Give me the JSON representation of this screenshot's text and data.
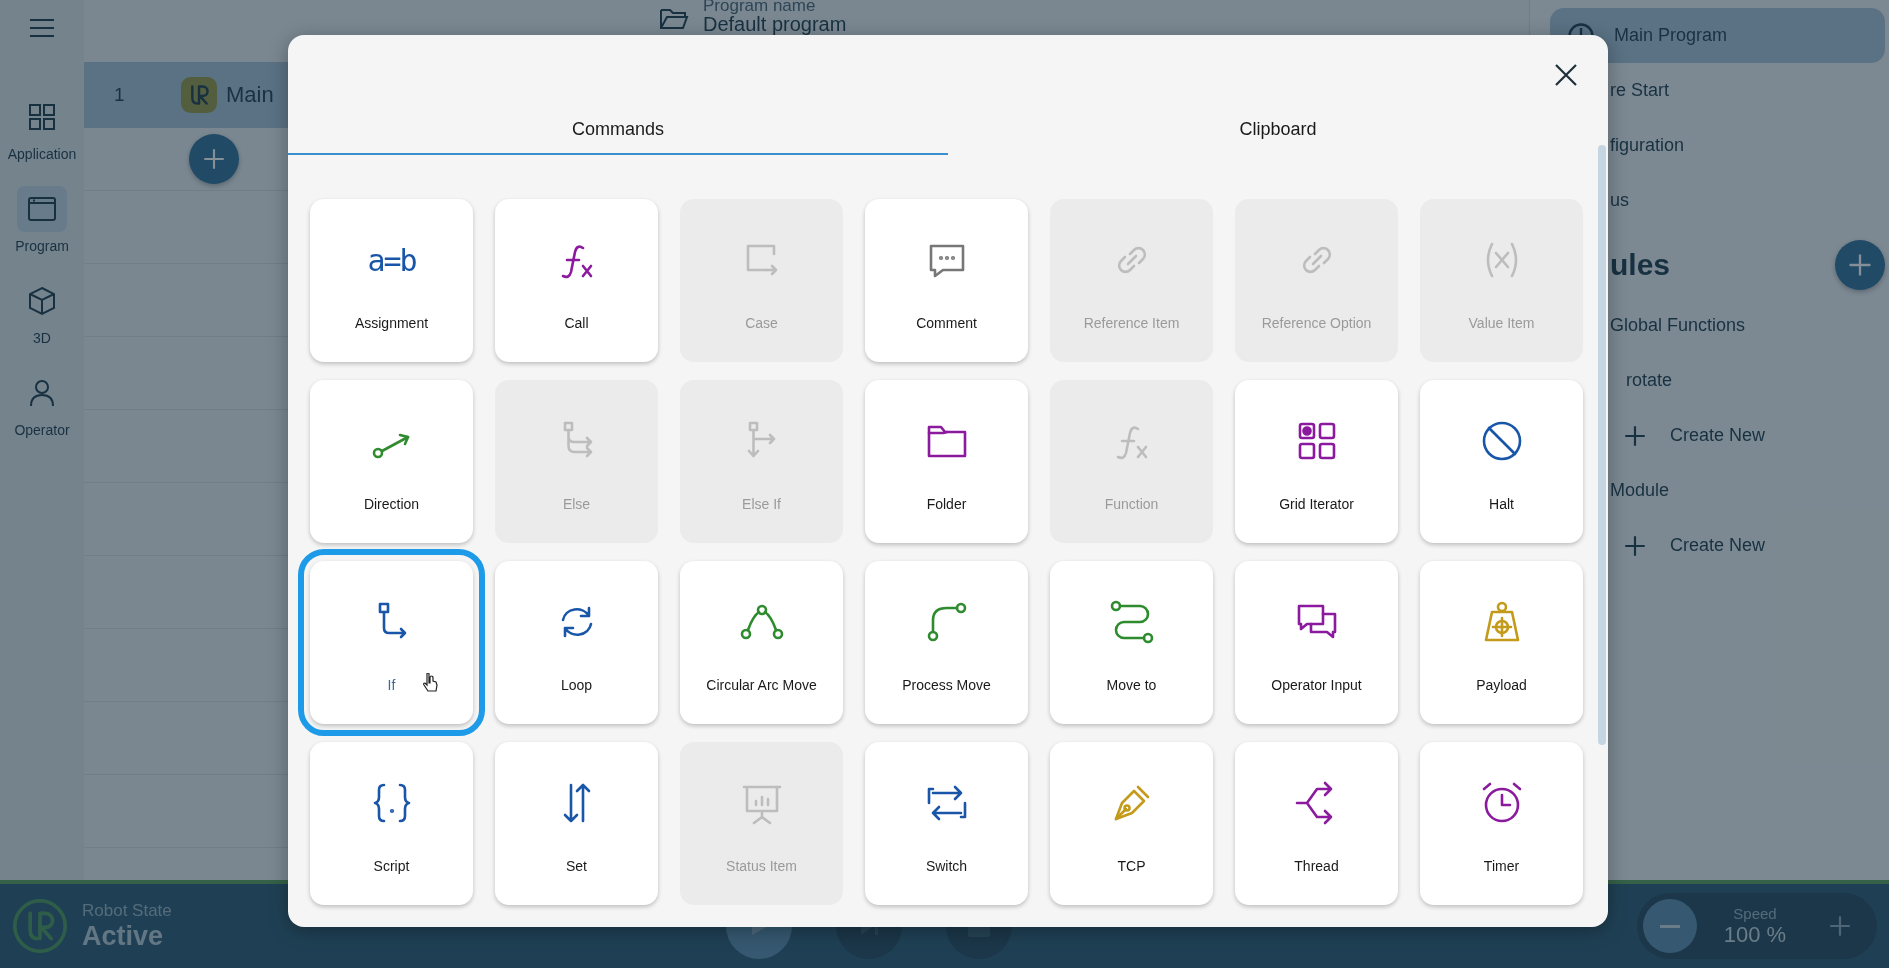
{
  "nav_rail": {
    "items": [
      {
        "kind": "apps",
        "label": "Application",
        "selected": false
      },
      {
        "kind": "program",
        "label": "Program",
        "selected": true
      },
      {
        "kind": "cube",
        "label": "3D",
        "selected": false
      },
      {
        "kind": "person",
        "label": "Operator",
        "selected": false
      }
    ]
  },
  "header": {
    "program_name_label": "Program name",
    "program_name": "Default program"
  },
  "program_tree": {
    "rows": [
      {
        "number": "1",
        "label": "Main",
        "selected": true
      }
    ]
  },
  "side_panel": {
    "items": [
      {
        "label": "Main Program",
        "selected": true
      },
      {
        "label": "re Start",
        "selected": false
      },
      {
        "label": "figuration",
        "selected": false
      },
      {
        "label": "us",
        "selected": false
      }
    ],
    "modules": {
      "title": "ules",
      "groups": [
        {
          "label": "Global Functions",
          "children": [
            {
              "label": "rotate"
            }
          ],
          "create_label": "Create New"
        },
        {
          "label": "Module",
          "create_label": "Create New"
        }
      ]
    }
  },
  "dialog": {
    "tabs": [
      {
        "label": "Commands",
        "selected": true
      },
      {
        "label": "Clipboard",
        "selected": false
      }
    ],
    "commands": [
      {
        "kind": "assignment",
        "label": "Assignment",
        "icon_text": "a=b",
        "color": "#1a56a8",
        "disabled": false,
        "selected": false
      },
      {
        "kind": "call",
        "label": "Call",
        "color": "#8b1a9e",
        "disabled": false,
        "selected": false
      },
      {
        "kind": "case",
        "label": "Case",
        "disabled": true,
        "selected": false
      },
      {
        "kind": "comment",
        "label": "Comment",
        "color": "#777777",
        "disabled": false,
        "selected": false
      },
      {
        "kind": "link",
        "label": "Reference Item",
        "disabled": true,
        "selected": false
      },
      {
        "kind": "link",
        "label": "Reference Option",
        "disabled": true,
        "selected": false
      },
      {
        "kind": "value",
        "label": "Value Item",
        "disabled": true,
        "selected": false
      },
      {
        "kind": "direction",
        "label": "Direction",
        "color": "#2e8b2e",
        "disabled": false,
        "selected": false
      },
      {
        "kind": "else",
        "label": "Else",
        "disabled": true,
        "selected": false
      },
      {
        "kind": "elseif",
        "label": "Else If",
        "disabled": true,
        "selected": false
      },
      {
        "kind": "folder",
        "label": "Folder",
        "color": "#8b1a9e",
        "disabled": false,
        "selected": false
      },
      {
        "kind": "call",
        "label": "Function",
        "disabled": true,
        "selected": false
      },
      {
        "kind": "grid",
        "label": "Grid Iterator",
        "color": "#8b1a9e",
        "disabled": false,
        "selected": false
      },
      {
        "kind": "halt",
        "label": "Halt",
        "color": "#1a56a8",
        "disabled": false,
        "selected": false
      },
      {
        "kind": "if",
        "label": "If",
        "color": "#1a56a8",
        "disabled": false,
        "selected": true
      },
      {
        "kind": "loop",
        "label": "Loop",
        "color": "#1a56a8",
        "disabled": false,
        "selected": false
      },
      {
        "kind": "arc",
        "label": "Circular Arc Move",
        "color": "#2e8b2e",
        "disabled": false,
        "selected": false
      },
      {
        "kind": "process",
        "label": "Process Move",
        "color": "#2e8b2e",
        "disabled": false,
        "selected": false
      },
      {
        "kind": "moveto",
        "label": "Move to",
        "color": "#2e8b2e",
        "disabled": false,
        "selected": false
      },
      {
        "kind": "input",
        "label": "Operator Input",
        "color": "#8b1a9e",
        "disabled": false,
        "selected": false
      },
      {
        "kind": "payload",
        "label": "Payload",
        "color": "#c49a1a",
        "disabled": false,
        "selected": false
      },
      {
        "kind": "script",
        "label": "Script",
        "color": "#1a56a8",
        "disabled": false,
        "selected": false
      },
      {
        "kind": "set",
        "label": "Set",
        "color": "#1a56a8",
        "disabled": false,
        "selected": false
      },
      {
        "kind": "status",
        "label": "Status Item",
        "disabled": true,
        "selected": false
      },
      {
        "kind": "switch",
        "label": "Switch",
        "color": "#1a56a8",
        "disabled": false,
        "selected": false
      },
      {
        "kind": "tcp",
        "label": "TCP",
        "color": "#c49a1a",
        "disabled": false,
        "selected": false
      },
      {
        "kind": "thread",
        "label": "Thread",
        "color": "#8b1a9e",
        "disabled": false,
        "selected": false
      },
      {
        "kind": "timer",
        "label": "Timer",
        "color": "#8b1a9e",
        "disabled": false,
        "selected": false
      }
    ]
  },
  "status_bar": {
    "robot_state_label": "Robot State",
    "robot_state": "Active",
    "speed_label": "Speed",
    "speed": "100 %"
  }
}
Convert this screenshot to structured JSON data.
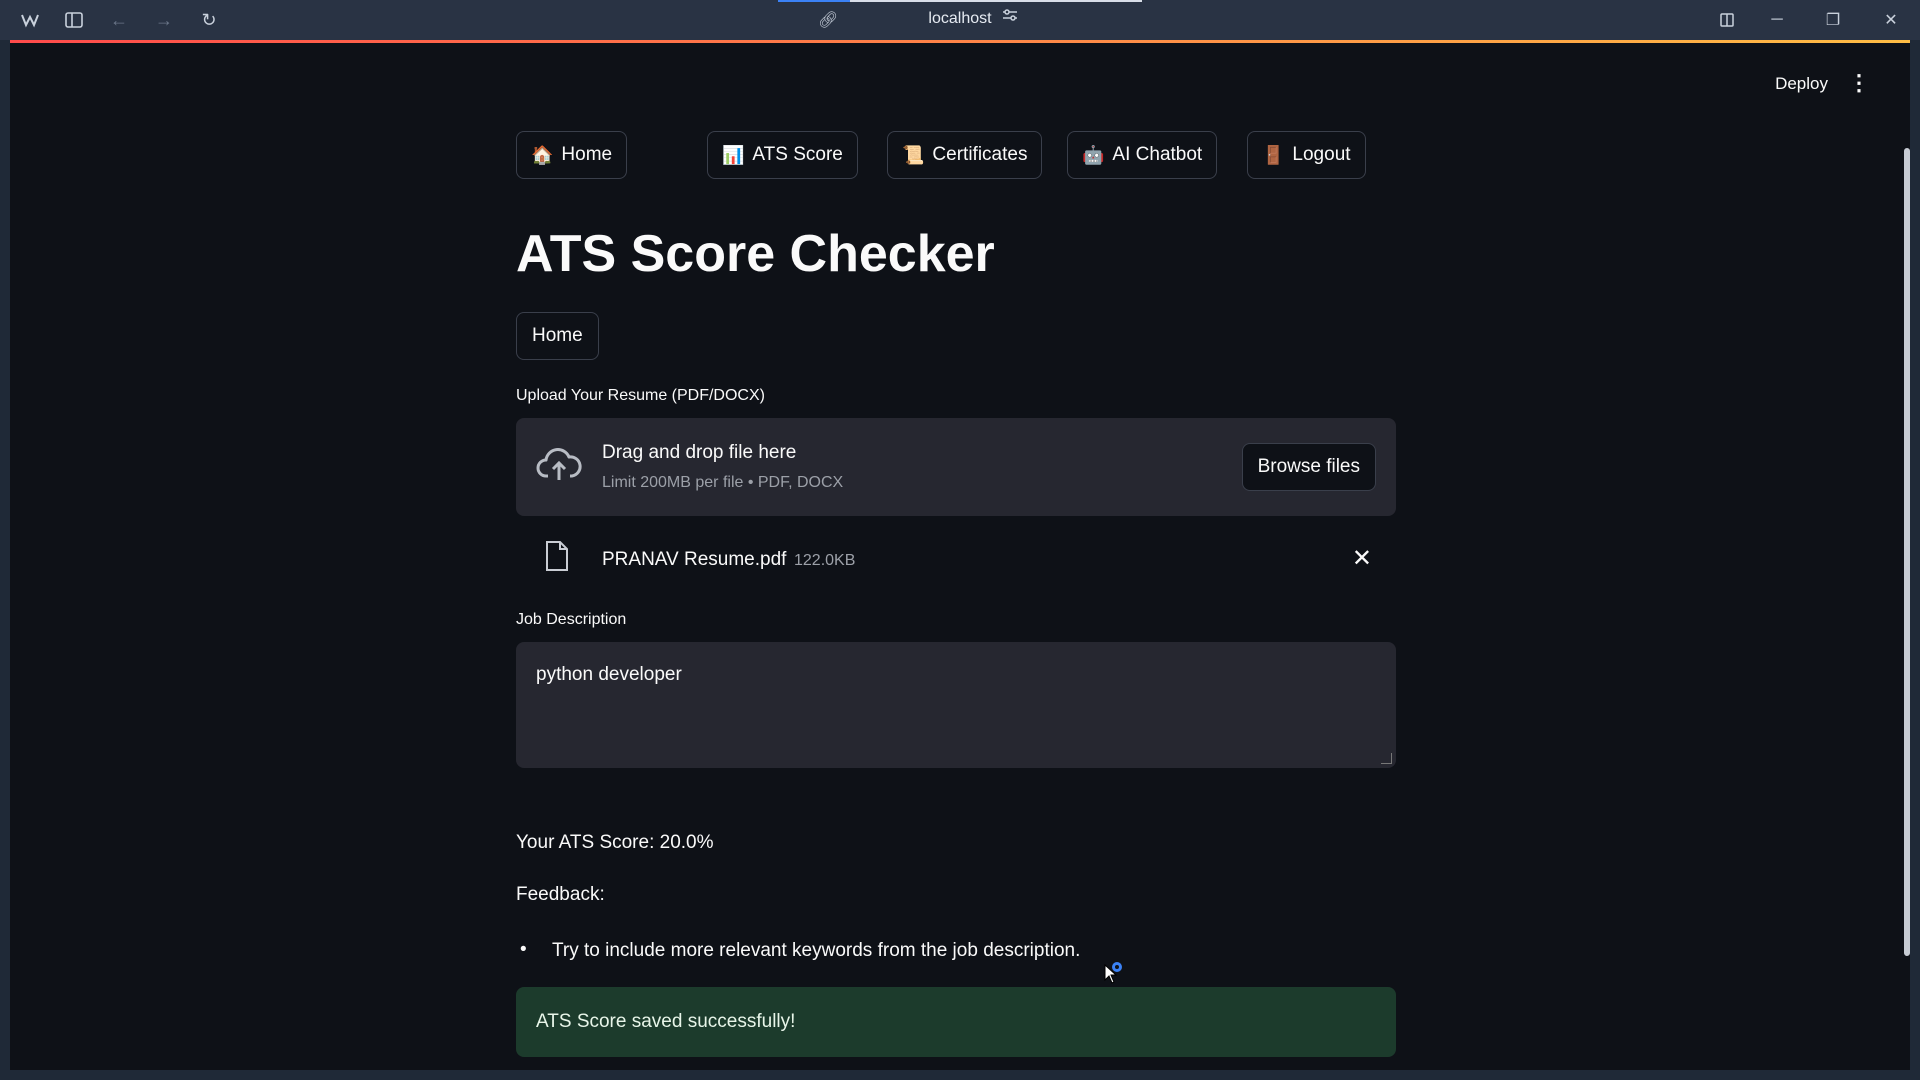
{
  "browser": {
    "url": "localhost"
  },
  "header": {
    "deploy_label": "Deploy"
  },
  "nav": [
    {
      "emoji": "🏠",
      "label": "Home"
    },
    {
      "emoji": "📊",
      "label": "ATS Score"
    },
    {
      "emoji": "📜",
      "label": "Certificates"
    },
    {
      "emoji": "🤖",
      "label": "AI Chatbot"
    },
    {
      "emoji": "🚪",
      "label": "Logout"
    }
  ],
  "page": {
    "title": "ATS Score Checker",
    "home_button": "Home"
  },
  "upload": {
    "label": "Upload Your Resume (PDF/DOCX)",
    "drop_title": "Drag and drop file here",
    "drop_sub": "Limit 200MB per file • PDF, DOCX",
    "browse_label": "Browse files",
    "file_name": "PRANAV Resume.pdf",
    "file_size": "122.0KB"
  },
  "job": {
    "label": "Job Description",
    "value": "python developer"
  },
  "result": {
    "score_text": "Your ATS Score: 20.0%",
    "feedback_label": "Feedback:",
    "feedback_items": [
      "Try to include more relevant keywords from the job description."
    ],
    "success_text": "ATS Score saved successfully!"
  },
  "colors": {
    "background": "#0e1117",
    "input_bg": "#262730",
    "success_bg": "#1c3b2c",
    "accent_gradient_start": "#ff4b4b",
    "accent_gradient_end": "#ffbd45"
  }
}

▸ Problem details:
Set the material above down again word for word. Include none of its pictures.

▸ Exercise response:
Give me the JSON representation of this screenshot's text and data.
{
  "nav_rail": {
    "items": [
      {
        "kind": "apps",
        "label": "Application",
        "selected": false
      },
      {
        "kind": "program",
        "label": "Program",
        "selected": true
      },
      {
        "kind": "cube",
        "label": "3D",
        "selected": false
      },
      {
        "kind": "person",
        "label": "Operator",
        "selected": false
      }
    ]
  },
  "header": {
    "program_name_label": "Program name",
    "program_name": "Default program"
  },
  "program_tree": {
    "rows": [
      {
        "number": "1",
        "label": "Main",
        "selected": true
      }
    ]
  },
  "side_panel": {
    "items": [
      {
        "label": "Main Program",
        "selected": true
      },
      {
        "label": "re Start",
        "selected": false
      },
      {
        "label": "figuration",
        "selected": false
      },
      {
        "label": "us",
        "selected": false
      }
    ],
    "modules": {
      "title": "ules",
      "groups": [
        {
          "label": "Global Functions",
          "children": [
            {
              "label": "rotate"
            }
          ],
          "create_label": "Create New"
        },
        {
          "label": "Module",
          "create_label": "Create New"
        }
      ]
    }
  },
  "dialog": {
    "tabs": [
      {
        "label": "Commands",
        "selected": true
      },
      {
        "label": "Clipboard",
        "selected": false
      }
    ],
    "commands": [
      {
        "kind": "assignment",
        "label": "Assignment",
        "icon_text": "a=b",
        "color": "#1a56a8",
        "disabled": false,
        "selected": false
      },
      {
        "kind": "call",
        "label": "Call",
        "color": "#8b1a9e",
        "disabled": false,
        "selected": false
      },
      {
        "kind": "case",
        "label": "Case",
        "disabled": true,
        "selected": false
      },
      {
        "kind": "comment",
        "label": "Comment",
        "color": "#777777",
        "disabled": false,
        "selected": false
      },
      {
        "kind": "link",
        "label": "Reference Item",
        "disabled": true,
        "selected": false
      },
      {
        "kind": "link",
        "label": "Reference Option",
        "disabled": true,
        "selected": false
      },
      {
        "kind": "value",
        "label": "Value Item",
        "disabled": true,
        "selected": false
      },
      {
        "kind": "direction",
        "label": "Direction",
        "color": "#2e8b2e",
        "disabled": false,
        "selected": false
      },
      {
        "kind": "else",
        "label": "Else",
        "disabled": true,
        "selected": false
      },
      {
        "kind": "elseif",
        "label": "Else If",
        "disabled": true,
        "selected": false
      },
      {
        "kind": "folder",
        "label": "Folder",
        "color": "#8b1a9e",
        "disabled": false,
        "selected": false
      },
      {
        "kind": "call",
        "label": "Function",
        "disabled": true,
        "selected": false
      },
      {
        "kind": "grid",
        "label": "Grid Iterator",
        "color": "#8b1a9e",
        "disabled": false,
        "selected": false
      },
      {
        "kind": "halt",
        "label": "Halt",
        "color": "#1a56a8",
        "disabled": false,
        "selected": false
      },
      {
        "kind": "if",
        "label": "If",
        "color": "#1a56a8",
        "disabled": false,
        "selected": true
      },
      {
        "kind": "loop",
        "label": "Loop",
        "color": "#1a56a8",
        "disabled": false,
        "selected": false
      },
      {
        "kind": "arc",
        "label": "Circular Arc Move",
        "color": "#2e8b2e",
        "disabled": false,
        "selected": false
      },
      {
        "kind": "process",
        "label": "Process Move",
        "color": "#2e8b2e",
        "disabled": false,
        "selected": false
      },
      {
        "kind": "moveto",
        "label": "Move to",
        "color": "#2e8b2e",
        "disabled": false,
        "selected": false
      },
      {
        "kind": "input",
        "label": "Operator Input",
        "color": "#8b1a9e",
        "disabled": false,
        "selected": false
      },
      {
        "kind": "payload",
        "label": "Payload",
        "color": "#c49a1a",
        "disabled": false,
        "selected": false
      },
      {
        "kind": "script",
        "label": "Script",
        "color": "#1a56a8",
        "disabled": false,
        "selected": false
      },
      {
        "kind": "set",
        "label": "Set",
        "color": "#1a56a8",
        "disabled": false,
        "selected": false
      },
      {
        "kind": "status",
        "label": "Status Item",
        "disabled": true,
        "selected": false
      },
      {
        "kind": "switch",
        "label": "Switch",
        "color": "#1a56a8",
        "disabled": false,
        "selected": false
      },
      {
        "kind": "tcp",
        "label": "TCP",
        "color": "#c49a1a",
        "disabled": false,
        "selected": false
      },
      {
        "kind": "thread",
        "label": "Thread",
        "color": "#8b1a9e",
        "disabled": false,
        "selected": false
      },
      {
        "kind": "timer",
        "label": "Timer",
        "color": "#8b1a9e",
        "disabled": false,
        "selected": false
      }
    ]
  },
  "status_bar": {
    "robot_state_label": "Robot State",
    "robot_state": "Active",
    "speed_label": "Speed",
    "speed": "100 %"
  }
}
Convert this screenshot to structured JSON data.
{
  "browser": {
    "url": "localhost"
  },
  "header": {
    "deploy_label": "Deploy"
  },
  "nav": [
    {
      "emoji": "🏠",
      "label": "Home"
    },
    {
      "emoji": "📊",
      "label": "ATS Score"
    },
    {
      "emoji": "📜",
      "label": "Certificates"
    },
    {
      "emoji": "🤖",
      "label": "AI Chatbot"
    },
    {
      "emoji": "🚪",
      "label": "Logout"
    }
  ],
  "page": {
    "title": "ATS Score Checker",
    "home_button": "Home"
  },
  "upload": {
    "label": "Upload Your Resume (PDF/DOCX)",
    "drop_title": "Drag and drop file here",
    "drop_sub": "Limit 200MB per file • PDF, DOCX",
    "browse_label": "Browse files",
    "file_name": "PRANAV Resume.pdf",
    "file_size": "122.0KB"
  },
  "job": {
    "label": "Job Description",
    "value": "python developer"
  },
  "result": {
    "score_text": "Your ATS Score: 20.0%",
    "feedback_label": "Feedback:",
    "feedback_items": [
      "Try to include more relevant keywords from the job description."
    ],
    "success_text": "ATS Score saved successfully!"
  },
  "colors": {
    "background": "#0e1117",
    "input_bg": "#262730",
    "success_bg": "#1c3b2c",
    "accent_gradient_start": "#ff4b4b",
    "accent_gradient_end": "#ffbd45"
  }
}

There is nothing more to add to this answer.